(Data records)
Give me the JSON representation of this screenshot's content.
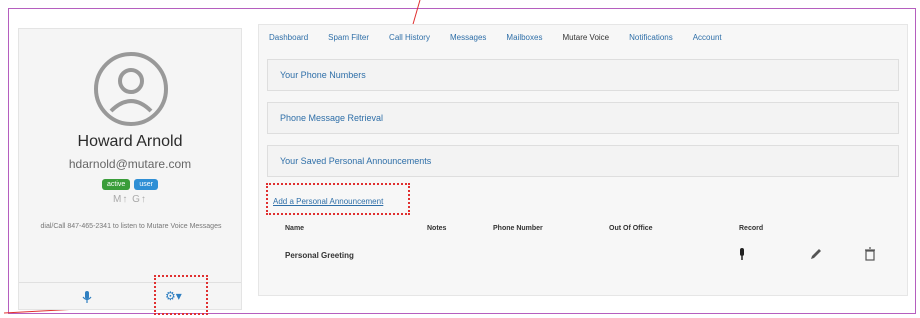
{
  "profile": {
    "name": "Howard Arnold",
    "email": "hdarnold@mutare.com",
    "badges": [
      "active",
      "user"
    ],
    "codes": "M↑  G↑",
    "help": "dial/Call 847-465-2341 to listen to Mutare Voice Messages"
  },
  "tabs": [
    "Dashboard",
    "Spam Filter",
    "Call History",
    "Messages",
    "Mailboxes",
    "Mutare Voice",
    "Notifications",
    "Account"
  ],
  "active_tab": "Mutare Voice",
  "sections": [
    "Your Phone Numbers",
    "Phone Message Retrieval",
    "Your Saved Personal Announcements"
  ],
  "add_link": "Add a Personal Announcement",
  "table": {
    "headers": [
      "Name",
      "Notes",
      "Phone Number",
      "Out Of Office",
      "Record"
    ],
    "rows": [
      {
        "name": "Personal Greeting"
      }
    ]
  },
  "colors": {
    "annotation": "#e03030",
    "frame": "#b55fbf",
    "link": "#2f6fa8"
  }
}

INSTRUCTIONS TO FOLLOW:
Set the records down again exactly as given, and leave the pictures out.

RESULT:
Give me the JSON representation of this screenshot's content.
{
  "profile": {
    "name": "Howard Arnold",
    "email": "hdarnold@mutare.com",
    "badges": [
      "active",
      "user"
    ],
    "codes": "M↑  G↑",
    "help": "dial/Call 847-465-2341 to listen to Mutare Voice Messages"
  },
  "tabs": [
    "Dashboard",
    "Spam Filter",
    "Call History",
    "Messages",
    "Mailboxes",
    "Mutare Voice",
    "Notifications",
    "Account"
  ],
  "active_tab": "Mutare Voice",
  "sections": [
    "Your Phone Numbers",
    "Phone Message Retrieval",
    "Your Saved Personal Announcements"
  ],
  "add_link": "Add a Personal Announcement",
  "table": {
    "headers": [
      "Name",
      "Notes",
      "Phone Number",
      "Out Of Office",
      "Record"
    ],
    "rows": [
      {
        "name": "Personal Greeting"
      }
    ]
  },
  "colors": {
    "annotation": "#e03030",
    "frame": "#b55fbf",
    "link": "#2f6fa8"
  }
}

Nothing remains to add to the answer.